I specialize in Modern European History, with an emphasis on France and the French Empire, gender and sexuality, and intellectual, cultural, and legal History. My research and teaching range across the nineteenth and twentieth centuries, examining questions of sex and citizenship, colonialism and postcolonial migration, as well as critical theory and historical methodology. I welcome inquiries from graduate students interested in these fields.
I am currently completing a book, Scandalous Subjects: Sex, Law, and Sovereignty in French Algeria, 1830-1930, which explores how ideas about sex and gender shaped approaches to law and public order in French Algeria. I show how colonial law framed Algerian religious difference as a form of sexual difference and how Algerians worked within and against this legal frame. The book offers a new view of the historical entanglement of French and Muslim law and historically situates recent controversies over sexual and religious pluralism in France and Europe today. I have also begun work on a new project, Breaking Up Is Hard To Do: Family Lives and Laws After Decolonization, which examines the development of private international law in the wake of the decolonization and European integration. Taking the case of the children of binational couples as a point of departure, I examine postwar transformations in kinship, women and children’s rights, feminism, and global legal orders in a shared analytical frame.
My work has been funded by fellowships at the Institute for Advanced Study and the Pembroke Center for Research and Teaching on Women. Before coming to Rutgers, I taught at Harvard and Columbia.
I am currently co-director of a research project on Ethical Subjects: Moralities, Laws, Histories (2015-2017) with my colleague, Seth Koven. The project is housed by the Rutgers Center for Historical Analysis and and has also received generous funding from the Mellon Foundation as a Sawyer Seminar on the Comparative Study of Cultures. This project asks: Who and what counts as an ethical subject? It brings together two sets of inquiries: a) the values and priorities that dictate which concerns are subject to ethical scrutiny and b) the means by which people claim power and recognition as moral agents and objects in the world. How and why do some issues become subjects of ethical inquiry, while others remain in the shadows? “Ethical Subjects” challenges the methodological divide between “bottom-up” and “top-down” approaches by emphasizing the overlapping terrain between person-centered histories that focus on lives, subjects and practices, on the one hand; and religious, discursive, ethical, and legal frameworks, on the other.
- Sexing the Citizen: Masculinity and Morality in France, 1870-1920. Ithaca: Cornell University Press, 2006; paperback edition 2011.

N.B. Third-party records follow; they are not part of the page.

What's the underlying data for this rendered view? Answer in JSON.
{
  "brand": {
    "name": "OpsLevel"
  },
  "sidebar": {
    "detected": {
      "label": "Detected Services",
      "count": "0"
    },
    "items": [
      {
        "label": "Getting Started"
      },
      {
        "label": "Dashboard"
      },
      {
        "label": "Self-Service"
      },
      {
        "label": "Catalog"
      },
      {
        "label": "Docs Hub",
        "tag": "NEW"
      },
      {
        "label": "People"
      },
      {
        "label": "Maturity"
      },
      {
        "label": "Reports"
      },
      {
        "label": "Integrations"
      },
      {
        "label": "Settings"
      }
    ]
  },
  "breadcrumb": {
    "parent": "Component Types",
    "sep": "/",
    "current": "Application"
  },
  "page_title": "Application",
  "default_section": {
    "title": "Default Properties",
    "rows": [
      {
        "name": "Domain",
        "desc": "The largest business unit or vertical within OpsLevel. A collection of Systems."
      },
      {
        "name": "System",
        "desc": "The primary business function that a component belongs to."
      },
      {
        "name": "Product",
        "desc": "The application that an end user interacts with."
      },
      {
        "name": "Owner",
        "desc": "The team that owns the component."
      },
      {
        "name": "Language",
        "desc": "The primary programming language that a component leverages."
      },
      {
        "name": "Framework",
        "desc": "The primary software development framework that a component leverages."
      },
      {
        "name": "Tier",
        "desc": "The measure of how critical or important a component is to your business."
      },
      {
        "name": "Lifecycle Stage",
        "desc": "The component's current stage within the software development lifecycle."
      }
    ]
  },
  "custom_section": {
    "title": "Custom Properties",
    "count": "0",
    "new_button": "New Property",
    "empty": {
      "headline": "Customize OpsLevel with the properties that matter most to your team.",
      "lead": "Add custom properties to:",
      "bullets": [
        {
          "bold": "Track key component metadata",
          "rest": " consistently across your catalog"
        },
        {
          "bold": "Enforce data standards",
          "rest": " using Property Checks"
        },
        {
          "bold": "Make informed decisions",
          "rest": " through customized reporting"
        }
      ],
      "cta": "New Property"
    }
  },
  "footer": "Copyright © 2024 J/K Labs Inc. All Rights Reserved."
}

- “When was the Linguistic Turn? A Genealogy,” American Historical Review, Vol. 117, n. 3, June 2012, 700-722
- “Carnival Balls and Penal Codes: Body Politics in July Monarchy France,” The History of the Present, Vol. 1, n. 1, June 2011, 59-83.
- “Propriété, polygamie et statut personnel en Algérie coloniale, 1830-1873,” in Revue d’histoire du 19e siècle (special issue L’Algérie au XIXe siècle), n. 41, 2010, 27-48.
- “Introduction: Transgressing Bundaries” (with Eric Fassin), Dossier on Sexual Boundaries, European Identities, and Transnational Migrations in Europe, Public Culture, Vol. 22, n. 3, October 2010, 487-505.
- “Hymenal Politics: Marriage, Secularism, and French Sovereignty” Public Culture, Vol. 22, n. 3, October 2010, 531-556.
- “Sex, Sovereignty, and Transnational Intimacies,” American Historical Review, Vol. 115, n. 4, October 2010, 1089-96.
- “Ethics and Violence: Simone de Beauvoir, Djamila Boupacha, and the Algerian War,” Special issue of French Politics, Culture, and Society, ed. Susan Rubin Suleiman, Vol. 28, n. 2, Summer 2010, 38-55.
- “Enemies Within: Defending French Masculinity Between the Wars,” in French masculinities, eds. Christopher Forth and Bertrand Taithe, (Palgrave-Macmillan, 2007)
Photo credit: Roy Groething